ENTRIES SHOWN:
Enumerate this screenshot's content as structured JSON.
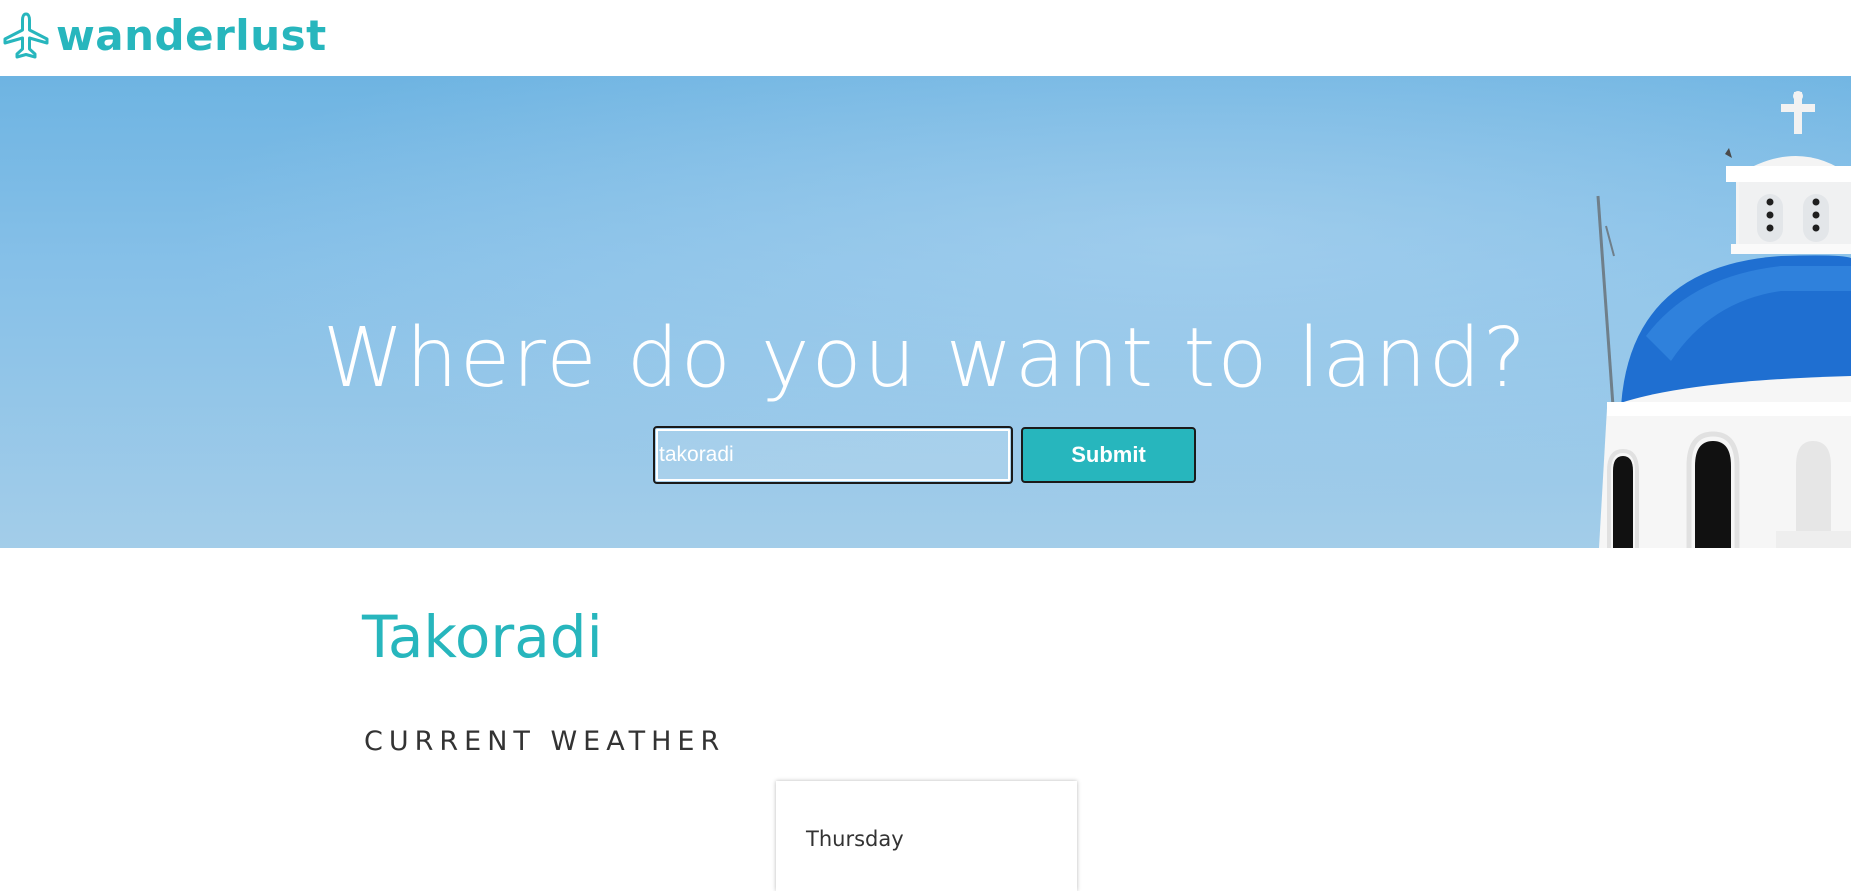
{
  "colors": {
    "accent": "#27b6bd",
    "text_dark": "#333333",
    "white": "#ffffff",
    "sky": "#6eb4e2",
    "dome_blue": "#1f6fd1"
  },
  "header": {
    "brand": "wanderlust",
    "logo_icon": "airplane-icon"
  },
  "hero": {
    "title": "Where do you want to land?",
    "search": {
      "value": "takoradi",
      "placeholder": ""
    },
    "submit_label": "Submit"
  },
  "results": {
    "city": "Takoradi",
    "section_heading": "CURRENT WEATHER",
    "weather_card": {
      "day": "Thursday"
    }
  }
}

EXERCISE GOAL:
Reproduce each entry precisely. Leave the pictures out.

SOLUTION FOR THIS EXERCISE:
Enumerate this screenshot's content as structured JSON.
{
  "colors": {
    "accent": "#27b6bd",
    "text_dark": "#333333",
    "white": "#ffffff",
    "sky": "#6eb4e2",
    "dome_blue": "#1f6fd1"
  },
  "header": {
    "brand": "wanderlust",
    "logo_icon": "airplane-icon"
  },
  "hero": {
    "title": "Where do you want to land?",
    "search": {
      "value": "takoradi",
      "placeholder": ""
    },
    "submit_label": "Submit"
  },
  "results": {
    "city": "Takoradi",
    "section_heading": "CURRENT WEATHER",
    "weather_card": {
      "day": "Thursday"
    }
  }
}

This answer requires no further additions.